◆ **Data extracts**:
++++

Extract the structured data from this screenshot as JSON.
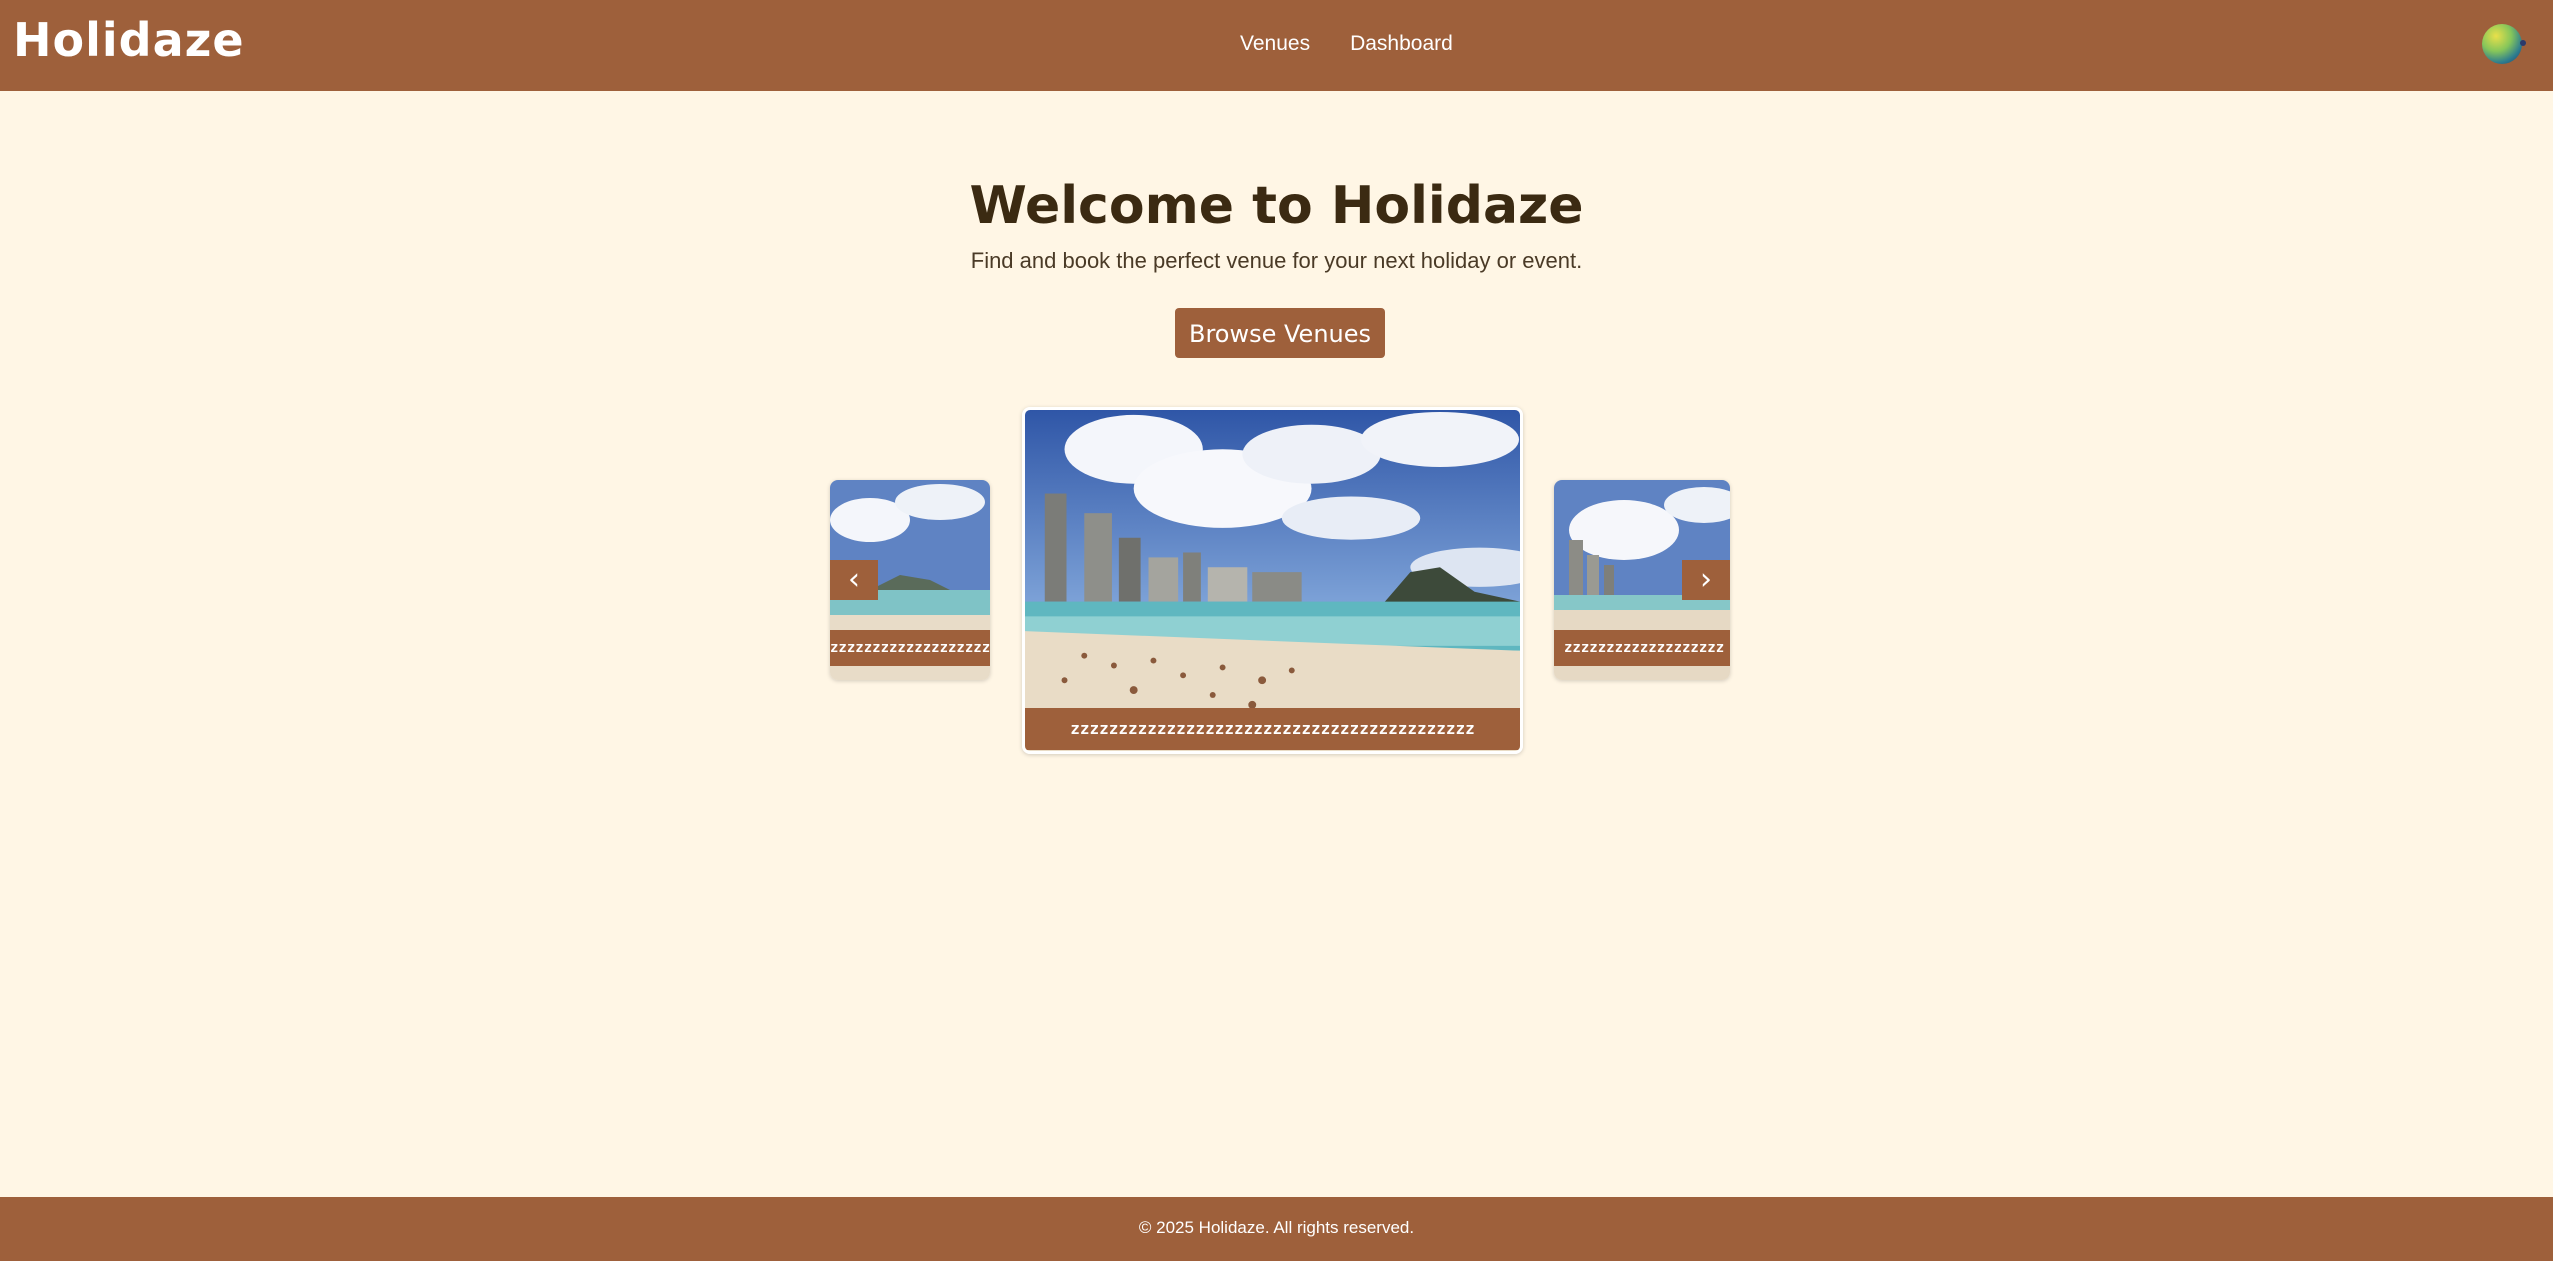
{
  "header": {
    "logo": "Holidaze",
    "nav": {
      "venues": "Venues",
      "dashboard": "Dashboard"
    }
  },
  "hero": {
    "title": "Welcome to Holidaze",
    "subtitle": "Find and book the perfect venue for your next holiday or event.",
    "cta": "Browse Venues"
  },
  "carousel": {
    "prev_icon": "chevron-left-icon",
    "next_icon": "chevron-right-icon",
    "prev_glyph": "‹",
    "next_glyph": "›",
    "main_caption": "zzzzzzzzzzzzzzzzzzzzzzzzzzzzzzzzzzzzzzzzzz",
    "left_caption": "zzzzzzzzzzzzzzzzzzzz",
    "right_caption": "zzzzzzzzzzzzzzzzzzz"
  },
  "footer": {
    "copyright": "© 2025 Holidaze. All rights reserved."
  },
  "colors": {
    "brand": "#9e603b",
    "background": "#fff6e5",
    "heading": "#3b2a12"
  }
}
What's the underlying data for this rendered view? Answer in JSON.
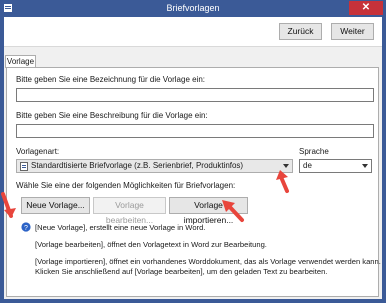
{
  "window": {
    "title": "Briefvorlagen",
    "close_glyph": "✕"
  },
  "toolbar": {
    "back_label": "Zurück",
    "next_label": "Weiter"
  },
  "tabs": [
    {
      "label": "Vorlage"
    }
  ],
  "form": {
    "name_label": "Bitte geben Sie eine Bezeichnung für die Vorlage ein:",
    "name_value": "",
    "description_label": "Bitte geben Sie eine Beschreibung für die Vorlage ein:",
    "description_value": "",
    "template_type_label": "Vorlagenart:",
    "template_type_value": "Standardtisierte Briefvorlage (z.B. Serienbrief, Produktinfos)",
    "language_label": "Sprache",
    "language_value": "de",
    "options_label": "Wähle Sie eine der folgenden Möglichkeiten für Briefvorlagen:"
  },
  "actions": {
    "new_label": "Neue Vorlage...",
    "edit_label": "Vorlage bearbeiten...",
    "import_label": "Vorlage importieren..."
  },
  "info": {
    "line1": "[Neue Vorlage], erstellt eine neue Vorlage in Word.",
    "line2": "[Vorlage bearbeiten], öffnet den Vorlagetext in Word zur Bearbeitung.",
    "line3": "[Vorlage importieren], öffnet ein vorhandenes Worddokument, das als Vorlage verwendet werden kann.",
    "line4": "Klicken Sie anschließend auf [Vorlage bearbeiten], um den geladen Text zu bearbeiten."
  },
  "colors": {
    "titlebar": "#3b5a97",
    "close": "#c6323a",
    "annotation_arrow": "#e8453c"
  },
  "icons": [
    "app-icon",
    "close-icon",
    "template-icon",
    "chevron-down-icon",
    "info-icon"
  ]
}
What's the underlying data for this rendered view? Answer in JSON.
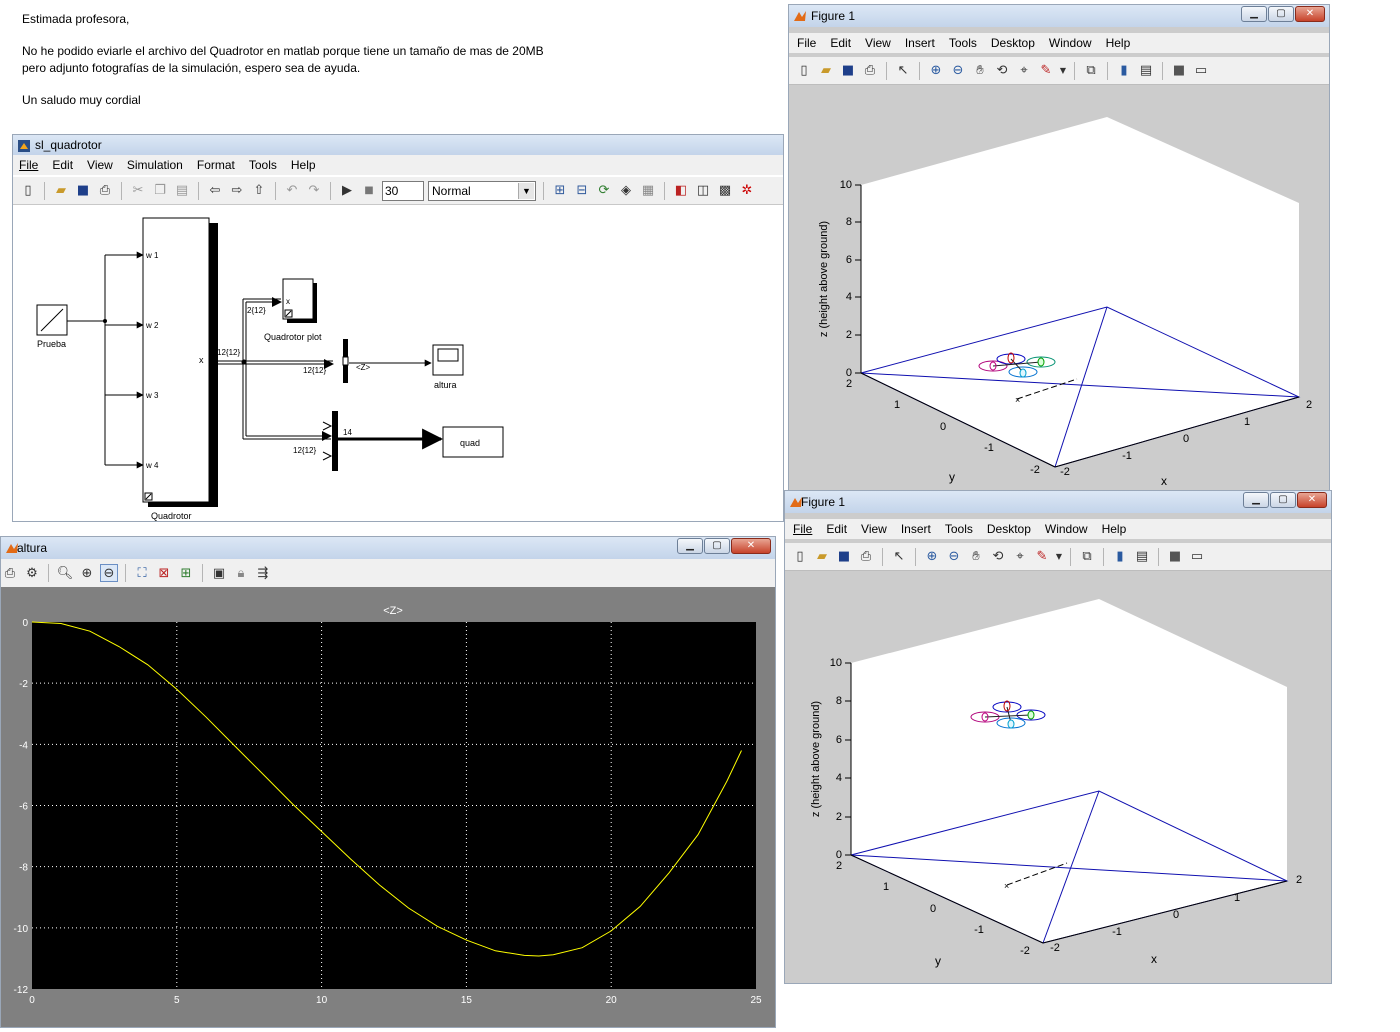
{
  "email": {
    "greeting": "Estimada profesora,",
    "line1": "No he podido eviarle el archivo del Quadrotor en matlab porque tiene un tamaño de mas de 20MB",
    "line2": "pero adjunto fotografías de la simulación, espero sea de ayuda.",
    "closing": "Un saludo muy cordial"
  },
  "simulink": {
    "title": "sl_quadrotor",
    "menu": [
      "File",
      "Edit",
      "View",
      "Simulation",
      "Format",
      "Tools",
      "Help"
    ],
    "stop_time": "30",
    "mode": "Normal",
    "blocks": {
      "prueba": "Prueba",
      "quadrotor": "Quadrotor",
      "quadrotor_plot": "Quadrotor plot",
      "altura": "altura",
      "quad": "quad",
      "w1": "w 1",
      "w2": "w 2",
      "w3": "w 3",
      "w4": "w 4",
      "x_out": "x",
      "x_in": "x",
      "z_sel": "<Z>",
      "sig1": "12{12}",
      "sig2": "2{12}",
      "sig3": "12{12}",
      "sig4": "12{12}",
      "sig5": "14"
    }
  },
  "altura_scope": {
    "title": "altura",
    "plot_title": "<Z>",
    "y_ticks": [
      "0",
      "-2",
      "-4",
      "-6",
      "-8",
      "-10",
      "-12"
    ],
    "x_ticks": [
      "0",
      "5",
      "10",
      "15",
      "20",
      "25"
    ],
    "trace_color": "#ffff00",
    "background_color": "#000000"
  },
  "chart_data": {
    "type": "line",
    "title": "<Z>",
    "xlabel": "",
    "ylabel": "",
    "xlim": [
      0,
      25
    ],
    "ylim": [
      -12,
      0
    ],
    "grid": true,
    "x": [
      0,
      1,
      2,
      3,
      4,
      5,
      6,
      7,
      8,
      9,
      10,
      11,
      12,
      13,
      14,
      15,
      16,
      17,
      17.5,
      18,
      19,
      20,
      21,
      22,
      23,
      24,
      24.5
    ],
    "series": [
      {
        "values": [
          0,
          -0.05,
          -0.3,
          -0.8,
          -1.4,
          -2.2,
          -3.1,
          -4.05,
          -5.0,
          -5.95,
          -6.85,
          -7.75,
          -8.6,
          -9.35,
          -9.95,
          -10.4,
          -10.75,
          -10.9,
          -10.92,
          -10.88,
          -10.65,
          -10.1,
          -9.3,
          -8.2,
          -6.95,
          -5.2,
          -4.2
        ]
      }
    ]
  },
  "figure_top": {
    "title": "Figure 1",
    "menu": [
      "File",
      "Edit",
      "View",
      "Insert",
      "Tools",
      "Desktop",
      "Window",
      "Help"
    ],
    "zlabel": "z (height above ground)",
    "xlabel": "x",
    "ylabel": "y",
    "z_ticks": [
      "10",
      "8",
      "6",
      "4",
      "2",
      "0"
    ],
    "y_ticks": [
      "2",
      "1",
      "0",
      "-1",
      "-2"
    ],
    "x_ticks": [
      "-2",
      "-1",
      "0",
      "1",
      "2"
    ]
  },
  "figure_bottom": {
    "title": "Figure 1",
    "menu": [
      "File",
      "Edit",
      "View",
      "Insert",
      "Tools",
      "Desktop",
      "Window",
      "Help"
    ],
    "zlabel": "z (height above ground)",
    "xlabel": "x",
    "ylabel": "y",
    "z_ticks": [
      "10",
      "8",
      "6",
      "4",
      "2",
      "0"
    ],
    "y_ticks": [
      "2",
      "1",
      "0",
      "-1",
      "-2"
    ],
    "x_ticks": [
      "-2",
      "-1",
      "0",
      "1",
      "2"
    ]
  },
  "colors": {
    "axis_blue": "#1010b0",
    "figure_bg": "#cccccc",
    "title_bar": "#c3d4ea"
  }
}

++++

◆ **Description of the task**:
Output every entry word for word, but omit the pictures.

◆ **Response below**:
Extract the structured data from this screenshot as JSON.
{
  "header": {
    "logo": "Holidaze",
    "nav": {
      "venues": "Venues",
      "dashboard": "Dashboard"
    }
  },
  "hero": {
    "title": "Welcome to Holidaze",
    "subtitle": "Find and book the perfect venue for your next holiday or event.",
    "cta": "Browse Venues"
  },
  "carousel": {
    "prev_icon": "chevron-left-icon",
    "next_icon": "chevron-right-icon",
    "prev_glyph": "‹",
    "next_glyph": "›",
    "main_caption": "zzzzzzzzzzzzzzzzzzzzzzzzzzzzzzzzzzzzzzzzzz",
    "left_caption": "zzzzzzzzzzzzzzzzzzzz",
    "right_caption": "zzzzzzzzzzzzzzzzzzz"
  },
  "footer": {
    "copyright": "© 2025 Holidaze. All rights reserved."
  },
  "colors": {
    "brand": "#9e603b",
    "background": "#fff6e5",
    "heading": "#3b2a12"
  }
}
What's the underlying data for this rendered view? Answer in JSON.
{
  "window": {
    "title": "Briefvorlagen",
    "close_glyph": "✕"
  },
  "toolbar": {
    "back_label": "Zurück",
    "next_label": "Weiter"
  },
  "tabs": [
    {
      "label": "Vorlage"
    }
  ],
  "form": {
    "name_label": "Bitte geben Sie eine Bezeichnung für die Vorlage ein:",
    "name_value": "",
    "description_label": "Bitte geben Sie eine Beschreibung für die Vorlage ein:",
    "description_value": "",
    "template_type_label": "Vorlagenart:",
    "template_type_value": "Standardtisierte Briefvorlage (z.B. Serienbrief, Produktinfos)",
    "language_label": "Sprache",
    "language_value": "de",
    "options_label": "Wähle Sie eine der folgenden Möglichkeiten für Briefvorlagen:"
  },
  "actions": {
    "new_label": "Neue Vorlage...",
    "edit_label": "Vorlage bearbeiten...",
    "import_label": "Vorlage importieren..."
  },
  "info": {
    "line1": "[Neue Vorlage], erstellt eine neue Vorlage in Word.",
    "line2": "[Vorlage bearbeiten], öffnet den Vorlagetext in Word zur Bearbeitung.",
    "line3": "[Vorlage importieren], öffnet ein vorhandenes Worddokument, das als Vorlage verwendet werden kann.",
    "line4": "Klicken Sie anschließend auf [Vorlage bearbeiten], um den geladen Text zu bearbeiten."
  },
  "colors": {
    "titlebar": "#3b5a97",
    "close": "#c6323a",
    "annotation_arrow": "#e8453c"
  },
  "icons": [
    "app-icon",
    "close-icon",
    "template-icon",
    "chevron-down-icon",
    "info-icon"
  ]
}
What's the underlying data for this rendered view? Answer in JSON.
{
  "email": {
    "greeting": "Estimada profesora,",
    "line1": "No he podido eviarle el archivo del Quadrotor en matlab porque tiene un tamaño de mas de 20MB",
    "line2": "pero adjunto fotografías de la simulación, espero sea de ayuda.",
    "closing": "Un saludo muy cordial"
  },
  "simulink": {
    "title": "sl_quadrotor",
    "menu": [
      "File",
      "Edit",
      "View",
      "Simulation",
      "Format",
      "Tools",
      "Help"
    ],
    "stop_time": "30",
    "mode": "Normal",
    "blocks": {
      "prueba": "Prueba",
      "quadrotor": "Quadrotor",
      "quadrotor_plot": "Quadrotor plot",
      "altura": "altura",
      "quad": "quad",
      "w1": "w 1",
      "w2": "w 2",
      "w3": "w 3",
      "w4": "w 4",
      "x_out": "x",
      "x_in": "x",
      "z_sel": "<Z>",
      "sig1": "12{12}",
      "sig2": "2{12}",
      "sig3": "12{12}",
      "sig4": "12{12}",
      "sig5": "14"
    }
  },
  "altura_scope": {
    "title": "altura",
    "plot_title": "<Z>",
    "y_ticks": [
      "0",
      "-2",
      "-4",
      "-6",
      "-8",
      "-10",
      "-12"
    ],
    "x_ticks": [
      "0",
      "5",
      "10",
      "15",
      "20",
      "25"
    ],
    "trace_color": "#ffff00",
    "background_color": "#000000"
  },
  "chart_data": {
    "type": "line",
    "title": "<Z>",
    "xlabel": "",
    "ylabel": "",
    "xlim": [
      0,
      25
    ],
    "ylim": [
      -12,
      0
    ],
    "grid": true,
    "x": [
      0,
      1,
      2,
      3,
      4,
      5,
      6,
      7,
      8,
      9,
      10,
      11,
      12,
      13,
      14,
      15,
      16,
      17,
      17.5,
      18,
      19,
      20,
      21,
      22,
      23,
      24,
      24.5
    ],
    "series": [
      {
        "values": [
          0,
          -0.05,
          -0.3,
          -0.8,
          -1.4,
          -2.2,
          -3.1,
          -4.05,
          -5.0,
          -5.95,
          -6.85,
          -7.75,
          -8.6,
          -9.35,
          -9.95,
          -10.4,
          -10.75,
          -10.9,
          -10.92,
          -10.88,
          -10.65,
          -10.1,
          -9.3,
          -8.2,
          -6.95,
          -5.2,
          -4.2
        ]
      }
    ]
  },
  "figure_top": {
    "title": "Figure 1",
    "menu": [
      "File",
      "Edit",
      "View",
      "Insert",
      "Tools",
      "Desktop",
      "Window",
      "Help"
    ],
    "zlabel": "z (height above ground)",
    "xlabel": "x",
    "ylabel": "y",
    "z_ticks": [
      "10",
      "8",
      "6",
      "4",
      "2",
      "0"
    ],
    "y_ticks": [
      "2",
      "1",
      "0",
      "-1",
      "-2"
    ],
    "x_ticks": [
      "-2",
      "-1",
      "0",
      "1",
      "2"
    ]
  },
  "figure_bottom": {
    "title": "Figure 1",
    "menu": [
      "File",
      "Edit",
      "View",
      "Insert",
      "Tools",
      "Desktop",
      "Window",
      "Help"
    ],
    "zlabel": "z (height above ground)",
    "xlabel": "x",
    "ylabel": "y",
    "z_ticks": [
      "10",
      "8",
      "6",
      "4",
      "2",
      "0"
    ],
    "y_ticks": [
      "2",
      "1",
      "0",
      "-1",
      "-2"
    ],
    "x_ticks": [
      "-2",
      "-1",
      "0",
      "1",
      "2"
    ]
  },
  "colors": {
    "axis_blue": "#1010b0",
    "figure_bg": "#cccccc",
    "title_bar": "#c3d4ea"
  }
}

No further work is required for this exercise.